Ontario may be the preferred landing destination for any skilled worker moving to Canada but why don’t people want to stay there? The reason—lack of affordable housing!
Key Factor—Quality of Life
Good job and high salaries are all fine but there’s more to choosing a province than just good career prospects. What’s the point of an above-average paycheck if you still cannot afford a big home in a good locality in the city of Toronto?
Where’s the sense in living in a city or province where you have to travel miles to work and your children have to do the same to attend a good school? Money is relevant only as long as it helps you enjoy a good quality of life.
The problem with provinces like Ontario and even British Columbia is that un-affordable housing makes it almost impossible for immigrants and native residents to enjoy a good life here.
With no clear solution in sight, even those comfortably settled in the present are considering moving out because there are no good future prospects for themselves or their children.
Factors to Consider When Assessing Quality of Life

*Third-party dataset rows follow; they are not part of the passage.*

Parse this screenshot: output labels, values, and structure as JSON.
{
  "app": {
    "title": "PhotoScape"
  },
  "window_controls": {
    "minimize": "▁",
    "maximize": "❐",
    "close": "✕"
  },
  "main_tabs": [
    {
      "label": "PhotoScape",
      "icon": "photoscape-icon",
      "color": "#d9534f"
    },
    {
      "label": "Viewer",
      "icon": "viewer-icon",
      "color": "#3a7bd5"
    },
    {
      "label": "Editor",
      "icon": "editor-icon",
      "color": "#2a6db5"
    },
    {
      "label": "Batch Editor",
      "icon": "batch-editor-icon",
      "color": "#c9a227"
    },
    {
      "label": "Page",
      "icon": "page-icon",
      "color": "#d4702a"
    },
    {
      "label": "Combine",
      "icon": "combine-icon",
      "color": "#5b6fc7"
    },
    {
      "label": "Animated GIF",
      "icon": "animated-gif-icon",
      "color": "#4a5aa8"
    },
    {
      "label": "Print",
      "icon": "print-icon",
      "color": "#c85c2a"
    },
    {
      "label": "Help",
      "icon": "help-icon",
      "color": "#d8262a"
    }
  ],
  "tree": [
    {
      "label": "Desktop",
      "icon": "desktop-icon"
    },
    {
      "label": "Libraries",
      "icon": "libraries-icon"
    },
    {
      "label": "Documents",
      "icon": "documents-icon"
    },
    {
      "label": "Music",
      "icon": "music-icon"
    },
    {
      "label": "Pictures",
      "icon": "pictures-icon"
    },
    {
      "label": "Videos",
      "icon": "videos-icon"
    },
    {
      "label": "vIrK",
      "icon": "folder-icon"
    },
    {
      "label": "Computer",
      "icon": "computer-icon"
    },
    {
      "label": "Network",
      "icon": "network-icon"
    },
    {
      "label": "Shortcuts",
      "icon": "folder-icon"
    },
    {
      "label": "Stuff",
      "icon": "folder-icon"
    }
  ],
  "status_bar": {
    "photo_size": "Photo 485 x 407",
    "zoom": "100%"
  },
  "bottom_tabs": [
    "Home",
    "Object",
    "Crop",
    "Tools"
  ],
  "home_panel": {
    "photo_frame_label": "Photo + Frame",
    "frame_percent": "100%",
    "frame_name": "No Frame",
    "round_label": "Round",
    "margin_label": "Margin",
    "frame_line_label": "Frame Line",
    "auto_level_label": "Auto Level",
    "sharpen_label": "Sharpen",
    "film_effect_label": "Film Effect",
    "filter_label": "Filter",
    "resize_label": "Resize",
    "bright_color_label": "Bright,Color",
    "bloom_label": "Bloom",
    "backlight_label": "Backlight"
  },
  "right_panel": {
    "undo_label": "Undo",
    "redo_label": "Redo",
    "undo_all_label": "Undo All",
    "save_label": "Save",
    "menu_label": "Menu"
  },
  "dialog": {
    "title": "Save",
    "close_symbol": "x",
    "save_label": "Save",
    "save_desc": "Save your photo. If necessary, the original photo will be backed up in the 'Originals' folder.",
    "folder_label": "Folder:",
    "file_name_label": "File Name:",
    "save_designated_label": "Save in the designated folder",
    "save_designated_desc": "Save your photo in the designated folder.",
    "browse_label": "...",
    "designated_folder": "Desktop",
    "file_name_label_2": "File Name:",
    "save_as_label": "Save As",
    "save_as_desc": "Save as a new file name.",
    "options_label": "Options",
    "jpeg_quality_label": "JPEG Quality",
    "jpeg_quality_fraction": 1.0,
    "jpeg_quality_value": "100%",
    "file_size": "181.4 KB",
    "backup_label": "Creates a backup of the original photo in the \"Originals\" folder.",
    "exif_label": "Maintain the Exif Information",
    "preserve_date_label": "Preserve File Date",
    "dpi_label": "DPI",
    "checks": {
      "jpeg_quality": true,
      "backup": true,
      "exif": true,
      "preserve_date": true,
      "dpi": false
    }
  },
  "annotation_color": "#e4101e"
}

Affordable housing is the first and most-important parameter when assessing the quality of life in a province or city. Can you get good rental accommodation suitable to your standard of living in a good locality or community?
Can you and your working spouse realistically plan about buying a home after a few years after providing for your children and other family expenses?
If housing is so costly that it’s virtually impossible to live without compromising on your lifestyle, then even a good job with an Express Entry ITA is not going to guarantee a good life in Canada.
The Covid-19 pandemic has shown how access to quality healthcare is so important. Getting a cheap home that is far away from schools, social amenities, and hospitals would mean the idea of moving out to a less-expensive and less-crowded destination like the Atlantic provinces would sound a lot more attractive.
Use Professional Immigration Assistance Smartly
Canada immigration programs are so transparent and merit-centric that hiring an immigration attorney may seem like a waste of money and time. However, analyzing the quality-of-life factors and balancing them with money and job factors can be very complicated and confusing.
In such a scenario, the option of telling an expert what you are seeking from your future life in Canada and relying on him or her to come with the best immigration options for you can prove very useful.
If one can avoid the housing problems of Ontario and buy a home quickly in an Atlantic province with no compromise in career and job prospects, then why would anybody ignore such an option?
Planning your immigration strategy solely based on numbers and what other immigrants are doing can prove to be an expensive mistake over the long run. The smarter option would be to do it once and do it right with an immigration attorney by your side.